[Start of Attachment]
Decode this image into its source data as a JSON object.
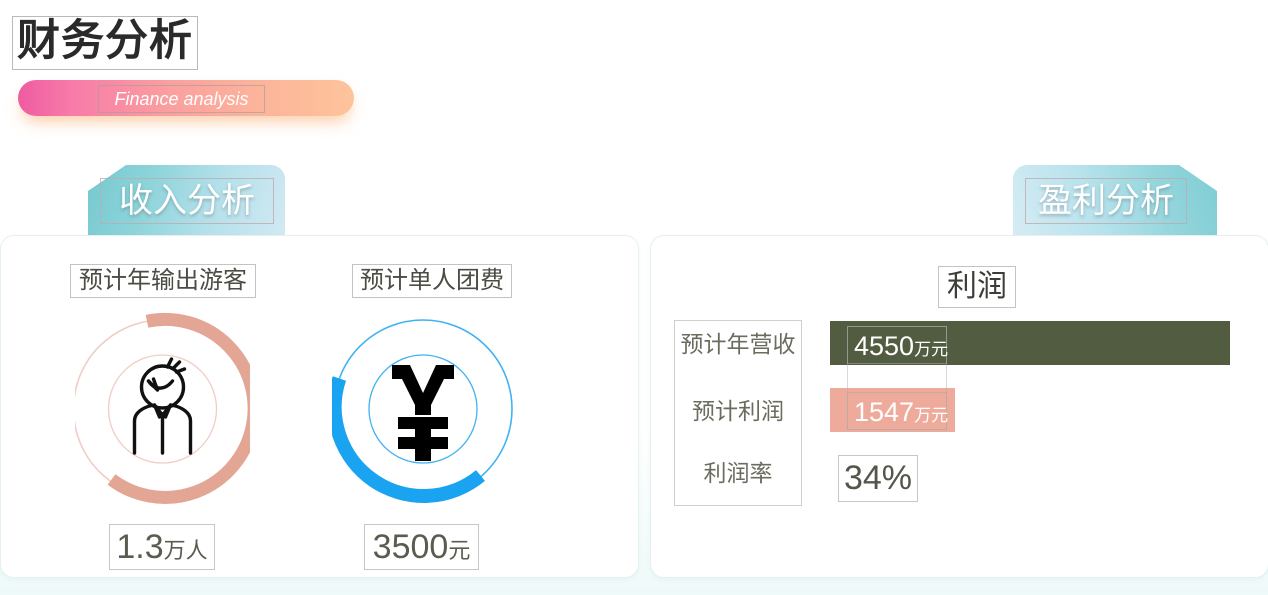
{
  "header": {
    "title": "财务分析",
    "subtitle": "Finance analysis"
  },
  "tabs": [
    {
      "id": "income",
      "label": "收入分析"
    },
    {
      "id": "profit",
      "label": "盈利分析"
    }
  ],
  "income_card": {
    "metrics": [
      {
        "title": "预计年输出游客",
        "value_number": "1.3",
        "value_unit": "万人",
        "icon": "person-icon",
        "ring_color": "#e3a695",
        "ring_track_color": "#f0cdc4",
        "arc_fraction": 0.72
      },
      {
        "title": "预计单人团费",
        "value_number": "3500",
        "value_unit": "元",
        "icon": "yen-icon",
        "ring_color": "#1aa3f0",
        "ring_track_color": "#3fb2f2",
        "arc_fraction": 0.55
      }
    ]
  },
  "profit_card": {
    "heading": "利润",
    "rows": [
      {
        "label": "预计年营收",
        "value_number": "4550",
        "value_unit": "万元",
        "bar_color": "#525c41",
        "bar_ratio": 1.0
      },
      {
        "label": "预计利润",
        "value_number": "1547",
        "value_unit": "万元",
        "bar_color": "#eeab9c",
        "bar_ratio": 0.34
      },
      {
        "label": "利润率",
        "value_text": "34%"
      }
    ]
  },
  "colors": {
    "accent_pink": "#ef5ba1",
    "accent_peach": "#fdc49b",
    "tab_teal": "#74c9cf",
    "tab_blue": "#d2e9f3",
    "bar_olive": "#525c41",
    "bar_salmon": "#eeab9c",
    "page_background": "#ffffff"
  }
}
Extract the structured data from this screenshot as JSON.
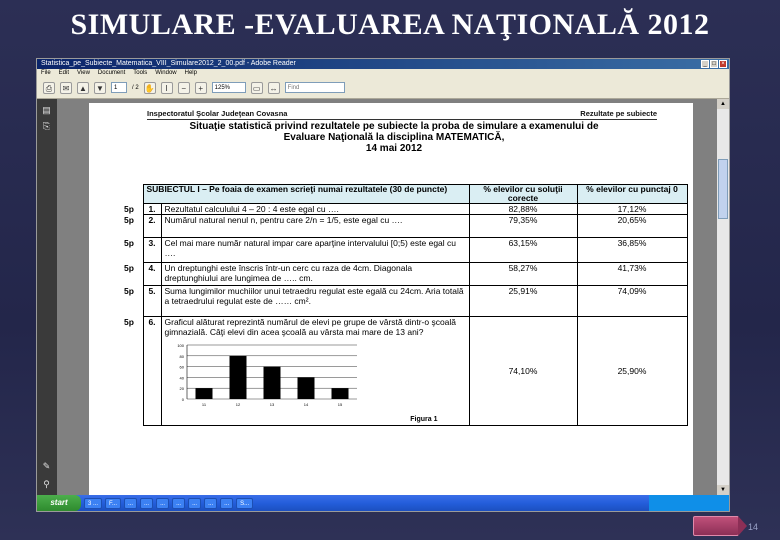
{
  "slide": {
    "title": "SIMULARE -EVALUAREA NAŢIONALĂ 2012",
    "page_number": "14"
  },
  "window": {
    "title": "Statistica_pe_Subiecte_Matematica_VIII_Simulare2012_2_00.pdf - Adobe Reader",
    "menu": [
      "File",
      "Edit",
      "View",
      "Document",
      "Tools",
      "Window",
      "Help"
    ],
    "toolbar": {
      "page_current": "1",
      "page_total": "/ 2",
      "zoom": "125%",
      "find_placeholder": "Find"
    }
  },
  "document": {
    "header_left": "Inspectoratul Şcolar Judeţean Covasna",
    "header_right": "Rezultate pe subiecte",
    "title_line1": "Situaţie statistică privind rezultatele pe subiecte la proba de simulare a examenului de",
    "title_line2": "Evaluare Naţională la disciplina MATEMATICĂ,",
    "title_line3": "14 mai 2012",
    "table": {
      "header_col1": "SUBIECTUL I – Pe foaia de examen scrieţi numai rezultatele (30 de puncte)",
      "header_col2": "% elevilor cu soluţii corecte",
      "header_col3": "% elevilor cu punctaj 0",
      "rows": [
        {
          "points": "5p",
          "num": "1.",
          "text": "Rezultatul calculului 4 – 20 : 4 este egal cu ….",
          "correct": "82,88%",
          "zero": "17,12%"
        },
        {
          "points": "5p",
          "num": "2.",
          "text": "Numărul natural nenul n, pentru care 2/n = 1/5, este egal cu ….",
          "correct": "79,35%",
          "zero": "20,65%"
        },
        {
          "points": "5p",
          "num": "3.",
          "text": "Cel mai mare număr natural impar care aparţine intervalului [0;5) este egal cu ….",
          "correct": "63,15%",
          "zero": "36,85%"
        },
        {
          "points": "5p",
          "num": "4.",
          "text": "Un dreptunghi este înscris într-un cerc cu raza de 4cm. Diagonala dreptunghiului are lungimea de ….. cm.",
          "correct": "58,27%",
          "zero": "41,73%"
        },
        {
          "points": "5p",
          "num": "5.",
          "text": "Suma lungimilor muchiilor unui tetraedru regulat este egală cu 24cm. Aria totală a tetraedrului regulat este de …… cm².",
          "correct": "25,91%",
          "zero": "74,09%"
        },
        {
          "points": "5p",
          "num": "6.",
          "text": "Graficul alăturat reprezintă numărul de elevi pe grupe de vârstă dintr-o şcoală gimnazială. Câţi elevi din acea şcoală au vârsta mai mare de 13 ani?",
          "correct": "74,10%",
          "zero": "25,90%"
        }
      ]
    },
    "figure_caption": "Figura 1"
  },
  "chart_data": {
    "type": "bar",
    "categories": [
      "11",
      "12",
      "13",
      "14",
      "15"
    ],
    "values": [
      20,
      80,
      60,
      40,
      20
    ],
    "ylim": [
      0,
      100
    ],
    "yticks": [
      "0",
      "20",
      "40",
      "60",
      "80",
      "100"
    ],
    "grid": true,
    "bar_color": "#000000"
  },
  "taskbar": {
    "start_label": "start",
    "tasks": [
      "3 ...",
      "F...",
      "...",
      "...",
      "...",
      "...",
      "...",
      "...",
      "...",
      "S..."
    ],
    "clock": ""
  }
}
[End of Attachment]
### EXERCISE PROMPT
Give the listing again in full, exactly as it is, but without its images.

### WRITTEN REPLY
Decode this image into its source data as a JSON object.
{
  "header": {
    "title": "财务分析",
    "subtitle": "Finance analysis"
  },
  "tabs": [
    {
      "id": "income",
      "label": "收入分析"
    },
    {
      "id": "profit",
      "label": "盈利分析"
    }
  ],
  "income_card": {
    "metrics": [
      {
        "title": "预计年输出游客",
        "value_number": "1.3",
        "value_unit": "万人",
        "icon": "person-icon",
        "ring_color": "#e3a695",
        "ring_track_color": "#f0cdc4",
        "arc_fraction": 0.72
      },
      {
        "title": "预计单人团费",
        "value_number": "3500",
        "value_unit": "元",
        "icon": "yen-icon",
        "ring_color": "#1aa3f0",
        "ring_track_color": "#3fb2f2",
        "arc_fraction": 0.55
      }
    ]
  },
  "profit_card": {
    "heading": "利润",
    "rows": [
      {
        "label": "预计年营收",
        "value_number": "4550",
        "value_unit": "万元",
        "bar_color": "#525c41",
        "bar_ratio": 1.0
      },
      {
        "label": "预计利润",
        "value_number": "1547",
        "value_unit": "万元",
        "bar_color": "#eeab9c",
        "bar_ratio": 0.34
      },
      {
        "label": "利润率",
        "value_text": "34%"
      }
    ]
  },
  "colors": {
    "accent_pink": "#ef5ba1",
    "accent_peach": "#fdc49b",
    "tab_teal": "#74c9cf",
    "tab_blue": "#d2e9f3",
    "bar_olive": "#525c41",
    "bar_salmon": "#eeab9c",
    "page_background": "#ffffff"
  }
}
Extract the structured data from this screenshot as JSON.
{
  "slide": {
    "title": "SIMULARE -EVALUAREA NAŢIONALĂ 2012",
    "page_number": "14"
  },
  "window": {
    "title": "Statistica_pe_Subiecte_Matematica_VIII_Simulare2012_2_00.pdf - Adobe Reader",
    "menu": [
      "File",
      "Edit",
      "View",
      "Document",
      "Tools",
      "Window",
      "Help"
    ],
    "toolbar": {
      "page_current": "1",
      "page_total": "/ 2",
      "zoom": "125%",
      "find_placeholder": "Find"
    }
  },
  "document": {
    "header_left": "Inspectoratul Şcolar Judeţean Covasna",
    "header_right": "Rezultate pe subiecte",
    "title_line1": "Situaţie statistică privind rezultatele pe subiecte la proba de simulare a examenului de",
    "title_line2": "Evaluare Naţională la disciplina MATEMATICĂ,",
    "title_line3": "14 mai 2012",
    "table": {
      "header_col1": "SUBIECTUL I – Pe foaia de examen scrieţi numai rezultatele (30 de puncte)",
      "header_col2": "% elevilor cu soluţii corecte",
      "header_col3": "% elevilor cu punctaj 0",
      "rows": [
        {
          "points": "5p",
          "num": "1.",
          "text": "Rezultatul calculului 4 – 20 : 4 este egal cu ….",
          "correct": "82,88%",
          "zero": "17,12%"
        },
        {
          "points": "5p",
          "num": "2.",
          "text": "Numărul natural nenul n, pentru care 2/n = 1/5, este egal cu ….",
          "correct": "79,35%",
          "zero": "20,65%"
        },
        {
          "points": "5p",
          "num": "3.",
          "text": "Cel mai mare număr natural impar care aparţine intervalului [0;5) este egal cu ….",
          "correct": "63,15%",
          "zero": "36,85%"
        },
        {
          "points": "5p",
          "num": "4.",
          "text": "Un dreptunghi este înscris într-un cerc cu raza de 4cm. Diagonala dreptunghiului are lungimea de ….. cm.",
          "correct": "58,27%",
          "zero": "41,73%"
        },
        {
          "points": "5p",
          "num": "5.",
          "text": "Suma lungimilor muchiilor unui tetraedru regulat este egală cu 24cm. Aria totală a tetraedrului regulat este de …… cm².",
          "correct": "25,91%",
          "zero": "74,09%"
        },
        {
          "points": "5p",
          "num": "6.",
          "text": "Graficul alăturat reprezintă numărul de elevi pe grupe de vârstă dintr-o şcoală gimnazială. Câţi elevi din acea şcoală au vârsta mai mare de 13 ani?",
          "correct": "74,10%",
          "zero": "25,90%"
        }
      ]
    },
    "figure_caption": "Figura 1"
  },
  "chart_data": {
    "type": "bar",
    "categories": [
      "11",
      "12",
      "13",
      "14",
      "15"
    ],
    "values": [
      20,
      80,
      60,
      40,
      20
    ],
    "ylim": [
      0,
      100
    ],
    "yticks": [
      "0",
      "20",
      "40",
      "60",
      "80",
      "100"
    ],
    "grid": true,
    "bar_color": "#000000"
  },
  "taskbar": {
    "start_label": "start",
    "tasks": [
      "3 ...",
      "F...",
      "...",
      "...",
      "...",
      "...",
      "...",
      "...",
      "...",
      "S..."
    ],
    "clock": ""
  }
}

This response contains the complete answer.